In terms of the 3.6’s fit and finish, more expensive and exotic fabrics would help. More exotic wood sides and finely made hardware would really help make the speaker look more twenty-first century. One only has to look at the MartinLogan Summits (a far more expensive pair of speakers, you will note) to see how such a feat can be achieved.
The 3.6's crossover is a bit clunky-looking and not exactly stable when mounted on the back of the Magneplanar's frame. In fact, the crossover is the only thing that somewhat indicates the 3.6's price bracket. Simple engineering could have cost-effectively solved this design issue.
Lastly, the 3.6s do need a quite bit of power. Any Maggie dealer will tell you that this is not a speaker that you should ever hook up to a receiver. Even so, you don't have to spend a fortune on power the way some other folks may have you believe. I found the Outlaw 7200 amp to be very good at controlling the 3.6s’ large panels, while allowing the ribbon to just sing. With any luck, your dealer will have a barrage of different amps to test with the 3.6s. Just be sure you start with the cheapest and work your way up, so that you can hear what exactly you're paying for. Beyond Outlaw, Rotel and NAD come to mind as good matches for some 3.6s.
The biggest downside to the Magnepan 3.6s is the fact that they've been plagued with so much audiophile misinformation and stereotyping that this has limited their market share. Their own singular focus on the audiophile market for marketing hasn’t helped them achieve the mainstream consumer demand they could and should have. At this level, they could learn a lesson from Bose and open up to new (in Bose’s case – all) market channels, because I think that if more people could hear these speakers, they would learn to love them.
Let’s not beat around the bush. The 3.6s are amazing speakers.
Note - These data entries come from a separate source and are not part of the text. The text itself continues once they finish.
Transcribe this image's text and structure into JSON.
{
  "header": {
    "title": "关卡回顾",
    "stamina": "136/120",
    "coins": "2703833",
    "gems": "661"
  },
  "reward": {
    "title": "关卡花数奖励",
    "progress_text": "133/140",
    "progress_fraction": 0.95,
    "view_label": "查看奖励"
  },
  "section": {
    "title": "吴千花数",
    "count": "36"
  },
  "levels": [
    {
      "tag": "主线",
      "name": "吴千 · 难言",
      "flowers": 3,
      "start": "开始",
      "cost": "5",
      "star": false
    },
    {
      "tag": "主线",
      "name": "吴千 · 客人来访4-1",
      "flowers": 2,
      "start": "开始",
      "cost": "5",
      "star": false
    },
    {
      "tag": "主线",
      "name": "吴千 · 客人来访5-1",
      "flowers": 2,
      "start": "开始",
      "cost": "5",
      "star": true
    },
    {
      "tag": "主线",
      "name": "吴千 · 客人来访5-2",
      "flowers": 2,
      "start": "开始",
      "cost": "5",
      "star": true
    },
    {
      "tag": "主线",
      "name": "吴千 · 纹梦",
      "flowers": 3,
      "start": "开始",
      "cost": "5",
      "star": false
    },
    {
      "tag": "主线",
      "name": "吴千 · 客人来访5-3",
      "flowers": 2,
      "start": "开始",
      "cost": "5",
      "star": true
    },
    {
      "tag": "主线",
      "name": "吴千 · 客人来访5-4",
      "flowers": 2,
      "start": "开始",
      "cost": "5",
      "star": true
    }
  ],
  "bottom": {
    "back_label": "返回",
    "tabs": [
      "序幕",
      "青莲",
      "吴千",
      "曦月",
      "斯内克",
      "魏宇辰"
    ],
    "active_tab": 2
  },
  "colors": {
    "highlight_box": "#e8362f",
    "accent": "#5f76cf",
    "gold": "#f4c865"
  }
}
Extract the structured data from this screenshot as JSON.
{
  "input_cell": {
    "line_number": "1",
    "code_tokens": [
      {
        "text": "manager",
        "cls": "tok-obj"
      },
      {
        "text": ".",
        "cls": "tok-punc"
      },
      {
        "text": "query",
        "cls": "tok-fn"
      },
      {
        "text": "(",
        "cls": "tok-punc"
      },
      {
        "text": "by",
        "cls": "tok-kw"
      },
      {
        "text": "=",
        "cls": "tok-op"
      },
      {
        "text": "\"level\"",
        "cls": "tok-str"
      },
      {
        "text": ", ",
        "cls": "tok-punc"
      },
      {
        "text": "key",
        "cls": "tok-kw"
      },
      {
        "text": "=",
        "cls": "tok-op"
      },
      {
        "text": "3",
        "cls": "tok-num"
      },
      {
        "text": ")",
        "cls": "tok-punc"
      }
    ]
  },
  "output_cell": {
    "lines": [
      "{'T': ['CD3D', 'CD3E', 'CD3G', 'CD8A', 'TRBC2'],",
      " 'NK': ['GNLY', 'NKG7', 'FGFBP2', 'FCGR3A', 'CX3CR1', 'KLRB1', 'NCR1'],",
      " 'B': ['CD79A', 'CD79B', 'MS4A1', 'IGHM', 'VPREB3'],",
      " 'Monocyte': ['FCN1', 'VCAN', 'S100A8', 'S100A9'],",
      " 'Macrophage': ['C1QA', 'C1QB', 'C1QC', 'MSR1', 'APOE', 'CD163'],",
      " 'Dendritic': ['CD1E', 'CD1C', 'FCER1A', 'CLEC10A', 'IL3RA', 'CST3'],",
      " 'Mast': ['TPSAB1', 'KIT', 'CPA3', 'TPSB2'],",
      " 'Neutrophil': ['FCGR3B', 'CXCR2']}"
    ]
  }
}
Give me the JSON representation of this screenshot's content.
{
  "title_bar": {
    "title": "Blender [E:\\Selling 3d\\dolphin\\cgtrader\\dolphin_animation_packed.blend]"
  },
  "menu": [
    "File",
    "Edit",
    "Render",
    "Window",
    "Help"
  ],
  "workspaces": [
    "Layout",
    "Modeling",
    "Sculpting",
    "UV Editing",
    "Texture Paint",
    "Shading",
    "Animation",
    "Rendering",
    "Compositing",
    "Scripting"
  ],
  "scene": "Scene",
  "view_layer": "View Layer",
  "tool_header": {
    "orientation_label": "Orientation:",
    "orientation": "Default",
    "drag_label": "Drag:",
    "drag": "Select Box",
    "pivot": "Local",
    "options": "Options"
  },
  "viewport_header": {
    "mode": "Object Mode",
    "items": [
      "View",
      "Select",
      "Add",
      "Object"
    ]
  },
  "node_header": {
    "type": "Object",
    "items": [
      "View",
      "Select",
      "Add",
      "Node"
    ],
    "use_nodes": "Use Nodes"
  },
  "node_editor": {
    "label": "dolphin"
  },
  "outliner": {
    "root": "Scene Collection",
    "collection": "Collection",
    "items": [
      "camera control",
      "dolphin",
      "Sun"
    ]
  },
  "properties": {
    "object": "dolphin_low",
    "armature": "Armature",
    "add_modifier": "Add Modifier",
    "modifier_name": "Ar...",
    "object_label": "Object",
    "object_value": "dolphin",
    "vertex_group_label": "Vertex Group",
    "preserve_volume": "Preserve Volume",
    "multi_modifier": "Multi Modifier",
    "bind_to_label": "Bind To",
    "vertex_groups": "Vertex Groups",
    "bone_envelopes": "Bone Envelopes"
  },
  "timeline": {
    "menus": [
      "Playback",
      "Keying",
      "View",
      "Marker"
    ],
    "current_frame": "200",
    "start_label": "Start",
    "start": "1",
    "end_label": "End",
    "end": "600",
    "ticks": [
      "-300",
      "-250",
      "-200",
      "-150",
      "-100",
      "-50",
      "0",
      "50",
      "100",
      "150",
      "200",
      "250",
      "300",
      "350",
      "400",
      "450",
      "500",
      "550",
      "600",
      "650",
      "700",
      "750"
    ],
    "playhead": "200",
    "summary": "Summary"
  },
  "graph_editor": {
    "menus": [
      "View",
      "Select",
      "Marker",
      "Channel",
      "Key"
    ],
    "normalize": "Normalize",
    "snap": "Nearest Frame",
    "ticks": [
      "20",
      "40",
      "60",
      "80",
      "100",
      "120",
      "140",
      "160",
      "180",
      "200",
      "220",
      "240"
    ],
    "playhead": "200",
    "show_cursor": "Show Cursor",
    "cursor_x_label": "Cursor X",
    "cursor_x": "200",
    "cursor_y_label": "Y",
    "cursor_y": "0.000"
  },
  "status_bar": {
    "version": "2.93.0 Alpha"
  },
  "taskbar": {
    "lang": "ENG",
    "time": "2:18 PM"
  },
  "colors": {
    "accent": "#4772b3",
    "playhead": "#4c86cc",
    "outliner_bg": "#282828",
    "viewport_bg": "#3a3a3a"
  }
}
With a base price under $4,500, it becomes more and more difficult to justify buying more costly high-end speakers. Sure, the 3.6s are large and they may be a bit old-fashioned looking, but their sheer musicality and live sound is just staggering. They sound like no speakers I’ve ever heard before, in that they don’t sound like speakers at all. They sound like music.
At no point during my time with the Magnepan Magneplanar 3.6 speakers did I ever feel as if I was listening to a prerecorded event. Everything through the 3.6s sounds either live or somehow authentic to the studio. Sure, there are those out there who will say, “Yeah, but Wilson WATT Puppies will give you a better soundstage, and Revels will do deeper bass, blah blah blah.” I don’t care. That’s more of the audiophile crap that I was talking about. The 3.6s aren’t perfect, but for my money, they are the most emotionally honest and involving speakers I have heard anywhere near their price range.